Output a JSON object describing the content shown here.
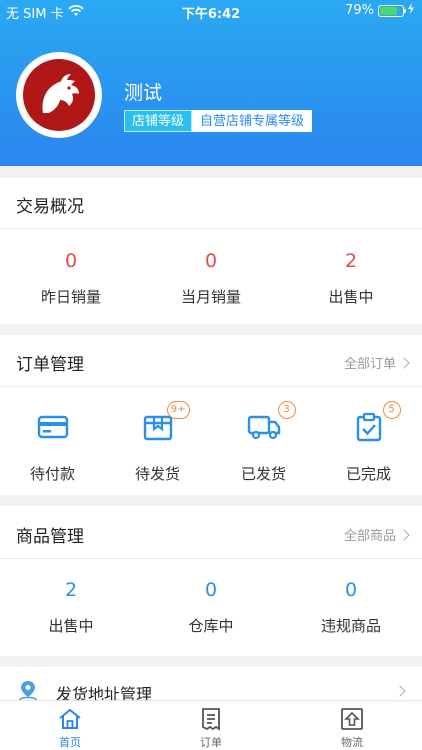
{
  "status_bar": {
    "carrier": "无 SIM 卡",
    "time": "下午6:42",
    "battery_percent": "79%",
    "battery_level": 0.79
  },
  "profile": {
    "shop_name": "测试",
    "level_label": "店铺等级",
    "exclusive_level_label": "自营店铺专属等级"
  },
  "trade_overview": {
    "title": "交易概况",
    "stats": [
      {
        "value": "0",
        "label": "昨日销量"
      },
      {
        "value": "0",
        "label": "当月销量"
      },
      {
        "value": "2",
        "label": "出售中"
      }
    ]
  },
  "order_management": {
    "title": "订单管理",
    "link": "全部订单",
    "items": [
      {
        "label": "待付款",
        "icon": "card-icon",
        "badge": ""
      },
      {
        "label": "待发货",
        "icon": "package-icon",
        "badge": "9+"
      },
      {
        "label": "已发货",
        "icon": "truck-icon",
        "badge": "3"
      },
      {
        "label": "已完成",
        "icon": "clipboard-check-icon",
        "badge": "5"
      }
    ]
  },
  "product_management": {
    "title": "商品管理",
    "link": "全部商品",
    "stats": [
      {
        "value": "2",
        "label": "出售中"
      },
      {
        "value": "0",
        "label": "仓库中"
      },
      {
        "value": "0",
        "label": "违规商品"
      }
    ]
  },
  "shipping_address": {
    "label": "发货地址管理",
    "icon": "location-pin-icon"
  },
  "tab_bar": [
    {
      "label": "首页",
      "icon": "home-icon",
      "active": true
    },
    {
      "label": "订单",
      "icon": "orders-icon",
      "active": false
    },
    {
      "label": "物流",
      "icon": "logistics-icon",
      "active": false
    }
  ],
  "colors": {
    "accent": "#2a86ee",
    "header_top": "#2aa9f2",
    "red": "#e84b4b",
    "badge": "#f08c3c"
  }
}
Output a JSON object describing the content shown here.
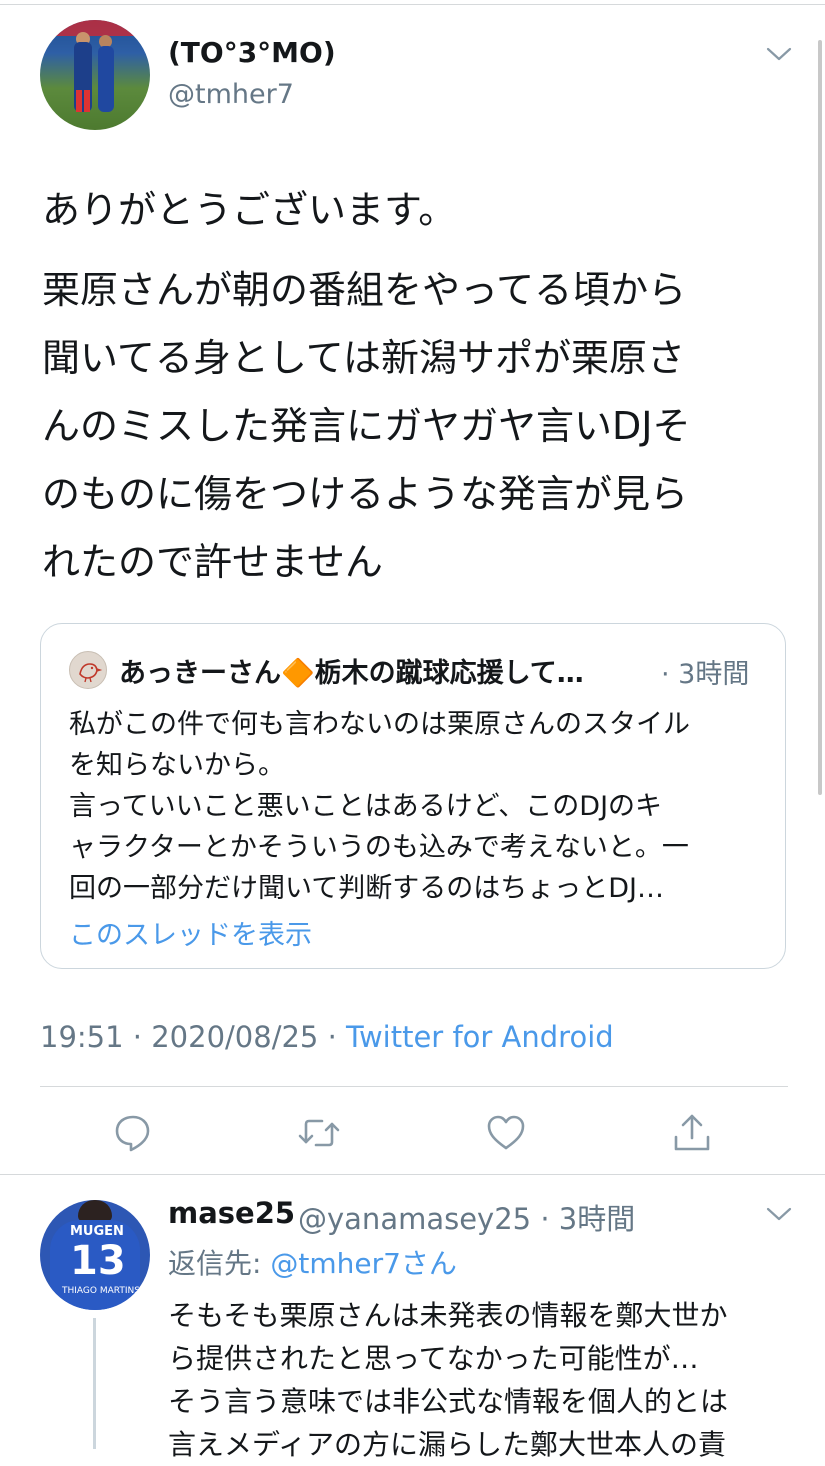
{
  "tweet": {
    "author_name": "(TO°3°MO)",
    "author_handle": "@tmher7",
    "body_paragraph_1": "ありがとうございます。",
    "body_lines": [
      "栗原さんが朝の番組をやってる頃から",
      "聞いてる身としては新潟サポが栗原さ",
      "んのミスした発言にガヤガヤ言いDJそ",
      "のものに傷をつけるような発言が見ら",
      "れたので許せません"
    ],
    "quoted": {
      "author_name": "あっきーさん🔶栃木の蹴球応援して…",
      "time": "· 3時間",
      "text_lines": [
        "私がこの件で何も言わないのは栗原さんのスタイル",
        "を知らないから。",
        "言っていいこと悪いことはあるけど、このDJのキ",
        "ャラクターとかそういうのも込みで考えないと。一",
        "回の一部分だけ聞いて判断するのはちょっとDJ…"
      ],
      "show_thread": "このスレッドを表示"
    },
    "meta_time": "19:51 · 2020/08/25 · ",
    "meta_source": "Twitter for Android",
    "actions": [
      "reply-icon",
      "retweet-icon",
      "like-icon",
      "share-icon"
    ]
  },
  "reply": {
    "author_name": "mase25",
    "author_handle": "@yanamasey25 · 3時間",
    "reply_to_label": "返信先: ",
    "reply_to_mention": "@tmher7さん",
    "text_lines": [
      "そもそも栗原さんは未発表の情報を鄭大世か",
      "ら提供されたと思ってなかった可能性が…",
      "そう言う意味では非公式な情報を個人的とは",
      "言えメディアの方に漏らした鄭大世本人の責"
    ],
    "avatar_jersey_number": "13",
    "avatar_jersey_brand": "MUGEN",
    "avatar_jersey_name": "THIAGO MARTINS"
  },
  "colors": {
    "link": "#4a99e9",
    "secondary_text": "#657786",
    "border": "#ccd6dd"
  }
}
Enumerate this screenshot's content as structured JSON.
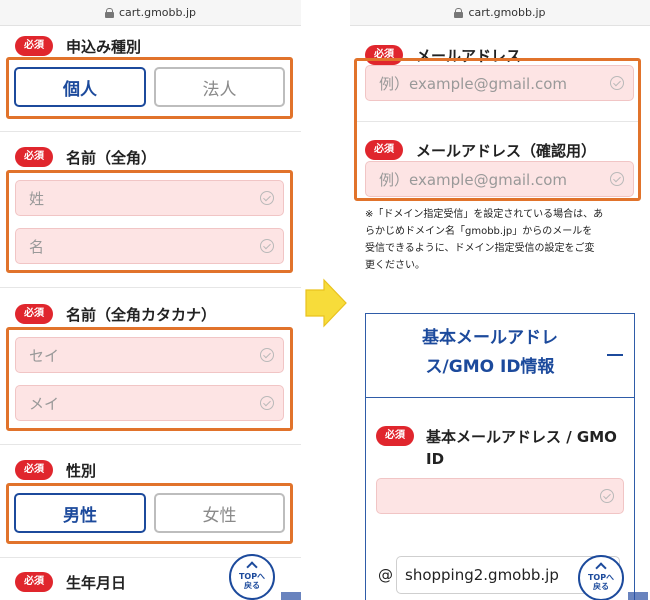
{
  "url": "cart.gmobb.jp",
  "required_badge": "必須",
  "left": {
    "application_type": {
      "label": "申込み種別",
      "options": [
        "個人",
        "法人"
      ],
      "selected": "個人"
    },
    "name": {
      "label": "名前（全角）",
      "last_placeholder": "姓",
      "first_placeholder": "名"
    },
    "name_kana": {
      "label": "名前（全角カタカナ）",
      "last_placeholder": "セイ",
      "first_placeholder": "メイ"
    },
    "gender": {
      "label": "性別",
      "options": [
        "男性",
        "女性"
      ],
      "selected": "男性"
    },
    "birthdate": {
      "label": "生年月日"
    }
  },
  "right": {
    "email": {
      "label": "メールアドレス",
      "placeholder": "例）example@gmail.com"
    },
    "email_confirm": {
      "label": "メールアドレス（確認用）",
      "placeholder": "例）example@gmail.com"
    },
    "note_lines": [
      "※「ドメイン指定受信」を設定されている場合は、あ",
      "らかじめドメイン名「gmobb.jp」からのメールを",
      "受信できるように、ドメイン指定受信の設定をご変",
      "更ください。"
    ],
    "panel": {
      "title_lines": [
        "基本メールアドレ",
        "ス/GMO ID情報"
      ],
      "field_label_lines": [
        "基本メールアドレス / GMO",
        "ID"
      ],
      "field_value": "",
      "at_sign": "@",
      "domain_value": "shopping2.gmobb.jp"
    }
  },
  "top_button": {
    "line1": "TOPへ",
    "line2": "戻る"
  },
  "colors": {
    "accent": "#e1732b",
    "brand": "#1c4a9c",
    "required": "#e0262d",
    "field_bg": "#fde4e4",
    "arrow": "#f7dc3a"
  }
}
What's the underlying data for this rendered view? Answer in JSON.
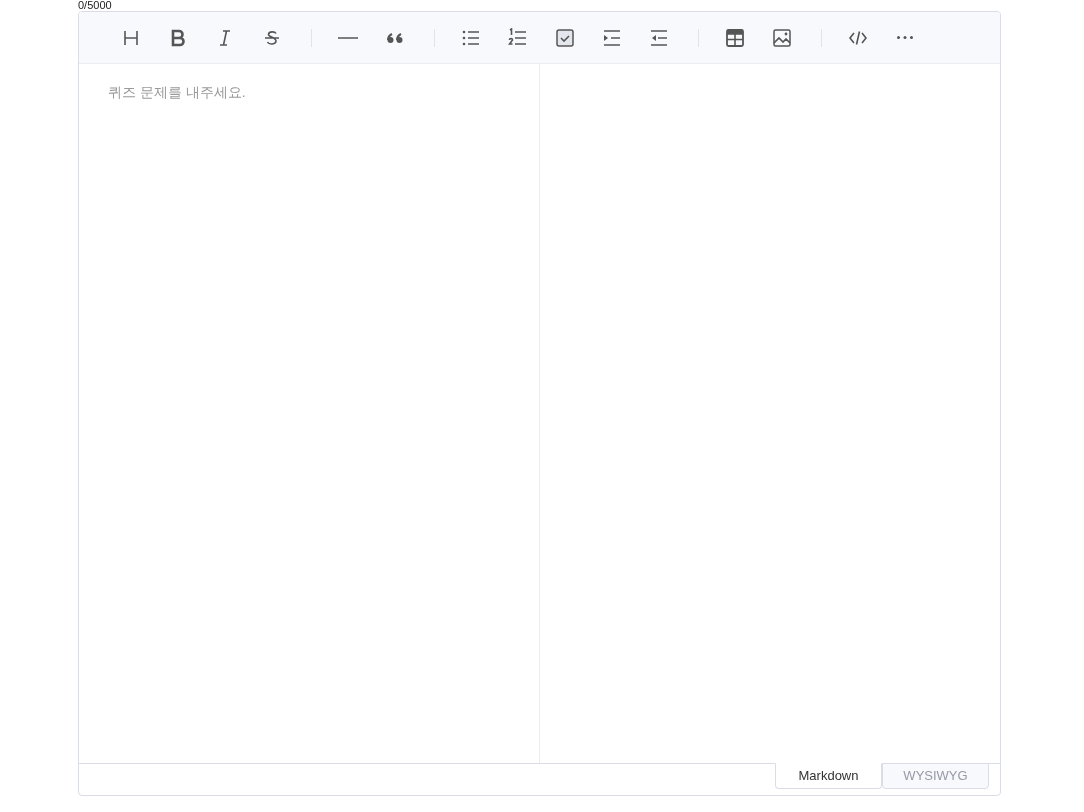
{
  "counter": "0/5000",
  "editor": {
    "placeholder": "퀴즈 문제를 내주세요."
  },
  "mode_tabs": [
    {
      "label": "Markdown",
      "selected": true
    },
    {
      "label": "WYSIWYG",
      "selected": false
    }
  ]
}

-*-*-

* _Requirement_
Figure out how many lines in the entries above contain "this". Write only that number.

* _Solution_
2